Palmisano Rakes in $9 Million for IBM’s 2010 Performance
January 31, 2011 Timothy Prickett Morgan
It is not only good to be the king, but also profitable. Sam Palmisano, who holds the three jobs of president, chief executive officer, and chairman at IBM raked in the dough in 2010 as the company turned in what Wall Street and its top brass believes was a great year.
IBM i shops, who no doubt still call themselves AS/400 customers, probably have a slightly different view of the year, having seen a lot of focus on Smarter Planet and Power Systems running AIX and not enough action on the i front to make them happy. It is hard to say what IBM is doing for the i platform from the outside, but I have to agree that even if it was a lot, I wish it were more.
In any event, Palmisano had a $1.8 million base salary and was paid another $5 million in incentives to meet financial targets plus another $2.2 million in compensation. That was up from the $4.75 million IBM’s chief got in 2009. Mark Loughridge, IBM’s chief financial officer and also the executive who has taken over an internal transformation of its internal operations to help squeeze costs out of the company since a reorganization last July, was paid $1.48 million, up from $975,000 in 2009. Loughridge was given a $720,000 base salary for 2010, but got a raise to $775,000 for 2011. Steve Mills, who now runs the combined Systems and Software Group, had a base salary of only $695,000 in 2010, and received $1.43 million in total compensation; his base salary was bumped up to $716,000 for 2011. Mark Daniels, who runs the Global Technology Services unit of Global Services (and which yields about two-thirds of its revenues), had a base salary of $665,000 in 2010 and was paid $1.37 million for the year. Ginny Rometty, who runs the other third of Global Services, called Global Business Services, had a base salary of $630,000 and received $1.29 million in compensation. For 2011, Daniels got a raise to $825,000 in base salary and Rometty got a raise to $800,000 and both also are having their annual bonuses uplifted by around 65 percent if their bits of Global Services hit their targets. Ditto for Loughridge and Mills.
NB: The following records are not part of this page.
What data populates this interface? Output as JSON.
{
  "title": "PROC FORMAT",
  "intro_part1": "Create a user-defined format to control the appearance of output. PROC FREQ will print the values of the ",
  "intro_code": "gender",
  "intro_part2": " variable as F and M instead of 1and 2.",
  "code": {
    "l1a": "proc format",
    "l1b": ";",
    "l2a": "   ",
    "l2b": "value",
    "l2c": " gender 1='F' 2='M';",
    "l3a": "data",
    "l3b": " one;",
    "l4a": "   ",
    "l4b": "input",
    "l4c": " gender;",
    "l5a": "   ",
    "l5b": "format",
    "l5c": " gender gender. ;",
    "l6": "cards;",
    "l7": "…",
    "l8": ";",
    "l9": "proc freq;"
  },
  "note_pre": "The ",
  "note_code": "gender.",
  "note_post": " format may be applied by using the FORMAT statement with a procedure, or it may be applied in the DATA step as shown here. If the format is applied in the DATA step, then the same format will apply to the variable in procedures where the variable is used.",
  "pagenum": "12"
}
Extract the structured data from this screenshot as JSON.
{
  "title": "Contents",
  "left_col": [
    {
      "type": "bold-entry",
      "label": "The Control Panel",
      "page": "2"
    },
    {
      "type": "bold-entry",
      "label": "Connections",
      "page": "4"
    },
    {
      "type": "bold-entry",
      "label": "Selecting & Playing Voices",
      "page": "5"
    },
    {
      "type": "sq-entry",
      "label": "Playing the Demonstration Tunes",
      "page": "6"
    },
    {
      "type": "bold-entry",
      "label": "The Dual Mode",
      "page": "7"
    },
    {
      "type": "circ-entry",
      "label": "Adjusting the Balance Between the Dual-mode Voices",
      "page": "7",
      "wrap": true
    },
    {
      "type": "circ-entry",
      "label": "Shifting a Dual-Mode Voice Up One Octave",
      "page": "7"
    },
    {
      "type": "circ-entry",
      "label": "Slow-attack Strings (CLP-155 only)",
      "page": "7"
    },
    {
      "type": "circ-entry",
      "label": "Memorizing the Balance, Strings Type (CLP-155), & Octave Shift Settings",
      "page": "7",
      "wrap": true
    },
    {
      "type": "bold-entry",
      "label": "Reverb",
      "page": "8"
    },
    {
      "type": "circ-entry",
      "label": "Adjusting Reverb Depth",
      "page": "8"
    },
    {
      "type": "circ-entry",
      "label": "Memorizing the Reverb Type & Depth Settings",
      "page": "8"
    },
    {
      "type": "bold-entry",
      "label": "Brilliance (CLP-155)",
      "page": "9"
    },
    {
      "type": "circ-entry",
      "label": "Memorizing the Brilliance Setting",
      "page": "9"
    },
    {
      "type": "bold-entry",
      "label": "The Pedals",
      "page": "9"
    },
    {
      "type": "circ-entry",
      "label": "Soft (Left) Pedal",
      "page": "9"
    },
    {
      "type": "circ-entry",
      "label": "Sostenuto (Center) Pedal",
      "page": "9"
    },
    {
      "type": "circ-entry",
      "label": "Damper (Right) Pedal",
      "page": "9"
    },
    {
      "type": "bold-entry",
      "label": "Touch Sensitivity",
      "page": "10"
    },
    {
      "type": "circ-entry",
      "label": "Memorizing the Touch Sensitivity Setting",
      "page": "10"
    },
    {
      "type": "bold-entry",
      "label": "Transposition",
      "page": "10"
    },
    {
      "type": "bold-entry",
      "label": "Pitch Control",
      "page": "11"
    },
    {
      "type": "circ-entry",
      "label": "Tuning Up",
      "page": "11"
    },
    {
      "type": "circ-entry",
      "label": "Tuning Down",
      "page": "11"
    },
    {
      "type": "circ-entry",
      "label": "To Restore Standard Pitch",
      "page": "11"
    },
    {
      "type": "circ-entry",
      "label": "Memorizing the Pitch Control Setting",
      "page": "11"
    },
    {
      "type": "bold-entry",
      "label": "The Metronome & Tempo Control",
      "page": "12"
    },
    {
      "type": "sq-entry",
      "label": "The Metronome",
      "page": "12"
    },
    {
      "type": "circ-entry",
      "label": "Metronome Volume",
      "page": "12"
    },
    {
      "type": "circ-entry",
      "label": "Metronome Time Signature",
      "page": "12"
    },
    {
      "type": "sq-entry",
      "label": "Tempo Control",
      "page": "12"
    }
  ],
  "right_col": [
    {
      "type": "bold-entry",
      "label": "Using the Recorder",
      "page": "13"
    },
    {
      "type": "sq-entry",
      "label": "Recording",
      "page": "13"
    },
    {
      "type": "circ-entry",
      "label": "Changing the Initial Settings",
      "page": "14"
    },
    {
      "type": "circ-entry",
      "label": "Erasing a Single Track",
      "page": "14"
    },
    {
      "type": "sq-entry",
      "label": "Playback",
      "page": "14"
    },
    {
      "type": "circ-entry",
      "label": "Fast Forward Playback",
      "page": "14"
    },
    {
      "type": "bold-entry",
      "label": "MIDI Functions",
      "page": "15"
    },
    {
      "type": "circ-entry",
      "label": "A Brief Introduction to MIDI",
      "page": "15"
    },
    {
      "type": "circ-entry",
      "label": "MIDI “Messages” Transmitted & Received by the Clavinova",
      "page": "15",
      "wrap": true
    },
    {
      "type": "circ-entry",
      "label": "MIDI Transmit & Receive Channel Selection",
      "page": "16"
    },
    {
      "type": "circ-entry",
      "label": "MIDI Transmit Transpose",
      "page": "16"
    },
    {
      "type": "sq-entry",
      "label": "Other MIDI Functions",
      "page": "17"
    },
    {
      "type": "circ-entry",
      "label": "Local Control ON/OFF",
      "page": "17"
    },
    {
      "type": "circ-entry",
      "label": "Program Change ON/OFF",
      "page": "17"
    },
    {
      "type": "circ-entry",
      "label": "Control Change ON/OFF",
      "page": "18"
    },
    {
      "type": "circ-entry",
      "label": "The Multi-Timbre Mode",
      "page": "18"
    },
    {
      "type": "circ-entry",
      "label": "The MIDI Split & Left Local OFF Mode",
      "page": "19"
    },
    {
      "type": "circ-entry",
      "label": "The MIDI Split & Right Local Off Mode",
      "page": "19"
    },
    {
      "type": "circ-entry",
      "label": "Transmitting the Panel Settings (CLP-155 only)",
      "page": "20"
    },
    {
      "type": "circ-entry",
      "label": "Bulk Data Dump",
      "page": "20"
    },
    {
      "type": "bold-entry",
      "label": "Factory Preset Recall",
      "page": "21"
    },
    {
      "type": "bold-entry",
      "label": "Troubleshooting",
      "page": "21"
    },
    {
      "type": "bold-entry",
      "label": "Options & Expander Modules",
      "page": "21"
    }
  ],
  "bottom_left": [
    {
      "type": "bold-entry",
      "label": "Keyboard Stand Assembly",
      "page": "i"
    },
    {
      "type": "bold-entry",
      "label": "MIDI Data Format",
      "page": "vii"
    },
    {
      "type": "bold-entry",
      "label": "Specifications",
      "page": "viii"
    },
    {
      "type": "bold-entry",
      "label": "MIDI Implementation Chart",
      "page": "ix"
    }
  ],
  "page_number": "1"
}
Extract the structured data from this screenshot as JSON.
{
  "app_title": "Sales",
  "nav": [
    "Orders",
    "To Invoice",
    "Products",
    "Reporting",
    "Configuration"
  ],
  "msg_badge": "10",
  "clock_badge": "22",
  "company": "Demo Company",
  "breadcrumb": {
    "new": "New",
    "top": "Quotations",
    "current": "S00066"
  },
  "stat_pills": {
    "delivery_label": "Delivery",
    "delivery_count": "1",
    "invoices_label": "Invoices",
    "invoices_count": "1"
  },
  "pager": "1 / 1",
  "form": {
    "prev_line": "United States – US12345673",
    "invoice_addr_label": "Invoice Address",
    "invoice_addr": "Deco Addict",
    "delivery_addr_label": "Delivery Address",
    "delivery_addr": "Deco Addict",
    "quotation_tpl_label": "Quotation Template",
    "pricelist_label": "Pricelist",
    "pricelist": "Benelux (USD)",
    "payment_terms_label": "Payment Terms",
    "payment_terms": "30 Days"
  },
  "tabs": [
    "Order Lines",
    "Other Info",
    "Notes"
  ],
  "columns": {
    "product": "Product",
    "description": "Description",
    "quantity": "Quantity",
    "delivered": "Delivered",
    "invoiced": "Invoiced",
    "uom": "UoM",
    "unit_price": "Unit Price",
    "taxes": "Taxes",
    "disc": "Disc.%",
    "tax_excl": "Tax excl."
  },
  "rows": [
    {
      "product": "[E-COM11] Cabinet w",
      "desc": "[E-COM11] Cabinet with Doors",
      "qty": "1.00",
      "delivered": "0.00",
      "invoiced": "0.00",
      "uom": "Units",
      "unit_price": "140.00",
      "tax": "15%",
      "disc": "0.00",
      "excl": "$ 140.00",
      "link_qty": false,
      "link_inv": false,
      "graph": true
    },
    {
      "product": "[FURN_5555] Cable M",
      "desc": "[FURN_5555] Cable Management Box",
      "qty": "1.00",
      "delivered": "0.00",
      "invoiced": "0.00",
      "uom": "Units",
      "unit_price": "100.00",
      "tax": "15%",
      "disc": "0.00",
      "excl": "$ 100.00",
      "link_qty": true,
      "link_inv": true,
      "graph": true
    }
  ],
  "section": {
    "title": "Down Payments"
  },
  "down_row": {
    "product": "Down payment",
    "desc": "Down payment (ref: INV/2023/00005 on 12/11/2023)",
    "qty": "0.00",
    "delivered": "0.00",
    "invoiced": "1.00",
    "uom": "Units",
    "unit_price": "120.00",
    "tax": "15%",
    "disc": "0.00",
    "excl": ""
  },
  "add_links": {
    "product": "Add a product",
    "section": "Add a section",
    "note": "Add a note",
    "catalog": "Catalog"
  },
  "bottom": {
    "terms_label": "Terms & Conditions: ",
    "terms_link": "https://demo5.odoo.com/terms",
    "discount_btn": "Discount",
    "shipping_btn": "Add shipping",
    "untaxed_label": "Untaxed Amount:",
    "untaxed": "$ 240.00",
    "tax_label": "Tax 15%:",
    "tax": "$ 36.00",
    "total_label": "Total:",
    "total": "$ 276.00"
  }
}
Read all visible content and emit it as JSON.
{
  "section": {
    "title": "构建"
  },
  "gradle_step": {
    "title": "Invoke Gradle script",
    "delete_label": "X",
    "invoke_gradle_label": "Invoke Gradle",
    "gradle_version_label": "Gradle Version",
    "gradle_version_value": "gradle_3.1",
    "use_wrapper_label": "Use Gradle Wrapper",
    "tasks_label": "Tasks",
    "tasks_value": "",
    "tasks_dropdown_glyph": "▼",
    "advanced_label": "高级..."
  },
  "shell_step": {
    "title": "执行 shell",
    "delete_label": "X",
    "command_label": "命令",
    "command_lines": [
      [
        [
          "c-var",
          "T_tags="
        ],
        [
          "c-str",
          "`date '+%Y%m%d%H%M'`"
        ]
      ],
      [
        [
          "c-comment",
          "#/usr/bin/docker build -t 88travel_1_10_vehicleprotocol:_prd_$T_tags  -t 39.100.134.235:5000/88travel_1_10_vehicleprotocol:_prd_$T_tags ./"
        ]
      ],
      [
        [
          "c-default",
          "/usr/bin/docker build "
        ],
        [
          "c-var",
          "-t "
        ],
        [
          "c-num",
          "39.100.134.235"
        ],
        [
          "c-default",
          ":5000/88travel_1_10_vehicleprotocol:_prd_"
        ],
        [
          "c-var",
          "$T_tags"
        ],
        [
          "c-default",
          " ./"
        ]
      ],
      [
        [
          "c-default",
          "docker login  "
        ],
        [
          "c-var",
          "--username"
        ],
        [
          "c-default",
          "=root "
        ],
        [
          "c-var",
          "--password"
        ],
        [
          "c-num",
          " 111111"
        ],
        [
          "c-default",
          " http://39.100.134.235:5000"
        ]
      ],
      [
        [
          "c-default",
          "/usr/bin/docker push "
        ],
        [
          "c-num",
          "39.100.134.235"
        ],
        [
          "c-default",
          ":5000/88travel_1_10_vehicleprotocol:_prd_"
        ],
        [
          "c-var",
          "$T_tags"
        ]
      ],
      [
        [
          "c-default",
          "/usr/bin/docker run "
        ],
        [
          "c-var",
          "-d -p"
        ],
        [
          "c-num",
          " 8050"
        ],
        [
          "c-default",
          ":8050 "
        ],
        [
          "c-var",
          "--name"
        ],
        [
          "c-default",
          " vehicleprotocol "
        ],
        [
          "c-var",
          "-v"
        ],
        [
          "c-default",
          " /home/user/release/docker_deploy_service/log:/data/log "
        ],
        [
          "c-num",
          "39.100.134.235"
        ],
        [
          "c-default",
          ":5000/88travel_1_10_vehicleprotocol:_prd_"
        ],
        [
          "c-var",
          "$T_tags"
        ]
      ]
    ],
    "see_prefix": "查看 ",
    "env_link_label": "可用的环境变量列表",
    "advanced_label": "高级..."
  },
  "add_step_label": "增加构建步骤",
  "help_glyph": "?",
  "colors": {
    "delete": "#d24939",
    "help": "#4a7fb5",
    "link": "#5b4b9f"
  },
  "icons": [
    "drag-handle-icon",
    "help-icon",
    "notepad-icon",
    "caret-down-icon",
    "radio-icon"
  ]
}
IBM doesn’t want to lose any of these executives to competitors and seems content to keep the current team on board until 2015, which is as far out as IBM is making projections about its business and the IT sector right now. Over the next four years, we can expect to see IBM cultivate the next generation of upper management. All of the current top leaders of IBM’s divisions are not young enough to take the job of president or CEO at this point, not based on how young Palmisano was (48) when he took the job as Louis Gerstner prepped him for the top job. Whoever Palmisano anoints president sometime before 2015 will be the next leader of Big Blue.